Data:

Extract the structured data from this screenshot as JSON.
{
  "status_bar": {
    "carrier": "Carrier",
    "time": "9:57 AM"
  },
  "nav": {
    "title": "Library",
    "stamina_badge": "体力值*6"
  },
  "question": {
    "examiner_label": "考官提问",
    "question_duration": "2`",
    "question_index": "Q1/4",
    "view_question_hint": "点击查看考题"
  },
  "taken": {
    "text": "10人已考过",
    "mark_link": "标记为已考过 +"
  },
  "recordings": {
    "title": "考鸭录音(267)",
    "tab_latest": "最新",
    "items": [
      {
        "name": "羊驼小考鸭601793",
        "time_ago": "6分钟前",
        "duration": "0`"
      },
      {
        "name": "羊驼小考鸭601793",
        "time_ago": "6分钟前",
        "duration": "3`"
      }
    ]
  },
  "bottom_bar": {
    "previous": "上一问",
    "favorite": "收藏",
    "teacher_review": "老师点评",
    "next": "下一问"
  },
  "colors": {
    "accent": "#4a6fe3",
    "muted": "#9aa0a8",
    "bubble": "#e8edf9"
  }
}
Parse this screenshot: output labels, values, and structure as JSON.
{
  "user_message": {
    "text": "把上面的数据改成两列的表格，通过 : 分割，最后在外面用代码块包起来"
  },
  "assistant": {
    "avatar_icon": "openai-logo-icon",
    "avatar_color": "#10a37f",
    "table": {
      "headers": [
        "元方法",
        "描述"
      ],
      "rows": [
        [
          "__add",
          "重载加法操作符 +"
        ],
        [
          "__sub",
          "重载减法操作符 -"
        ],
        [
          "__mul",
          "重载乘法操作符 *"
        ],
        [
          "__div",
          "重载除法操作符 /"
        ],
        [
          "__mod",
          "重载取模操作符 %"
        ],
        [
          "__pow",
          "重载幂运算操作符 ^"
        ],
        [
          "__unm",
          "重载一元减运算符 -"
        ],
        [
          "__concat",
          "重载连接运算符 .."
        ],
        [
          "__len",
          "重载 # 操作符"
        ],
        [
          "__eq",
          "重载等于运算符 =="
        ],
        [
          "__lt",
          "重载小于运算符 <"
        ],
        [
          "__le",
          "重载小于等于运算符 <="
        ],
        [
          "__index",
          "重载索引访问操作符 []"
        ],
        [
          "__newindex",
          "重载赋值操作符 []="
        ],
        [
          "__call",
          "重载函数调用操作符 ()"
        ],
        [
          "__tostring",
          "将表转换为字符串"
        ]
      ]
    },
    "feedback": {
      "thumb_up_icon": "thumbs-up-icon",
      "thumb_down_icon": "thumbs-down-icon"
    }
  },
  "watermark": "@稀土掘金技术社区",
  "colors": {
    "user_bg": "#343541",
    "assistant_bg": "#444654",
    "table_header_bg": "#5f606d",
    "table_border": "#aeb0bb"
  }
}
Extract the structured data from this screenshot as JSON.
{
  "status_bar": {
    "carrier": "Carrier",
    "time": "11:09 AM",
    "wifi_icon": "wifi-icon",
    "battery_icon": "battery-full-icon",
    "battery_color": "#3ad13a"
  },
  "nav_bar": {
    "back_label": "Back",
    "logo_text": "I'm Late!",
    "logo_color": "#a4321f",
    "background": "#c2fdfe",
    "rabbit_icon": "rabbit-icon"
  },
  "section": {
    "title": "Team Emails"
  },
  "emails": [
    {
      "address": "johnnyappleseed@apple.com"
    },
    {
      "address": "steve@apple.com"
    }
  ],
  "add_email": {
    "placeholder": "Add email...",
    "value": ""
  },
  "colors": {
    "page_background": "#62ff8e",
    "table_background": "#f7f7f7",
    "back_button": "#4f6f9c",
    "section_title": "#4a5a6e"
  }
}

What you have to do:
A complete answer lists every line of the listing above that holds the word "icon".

Result below:
    "avatar_icon": "openai-logo-icon",
      "thumb_up_icon": "thumbs-up-icon",
      "thumb_down_icon": "thumbs-down-icon"
    "wifi_icon": "wifi-icon",
    "battery_icon": "battery-full-icon",
    "rabbit_icon": "rabbit-icon"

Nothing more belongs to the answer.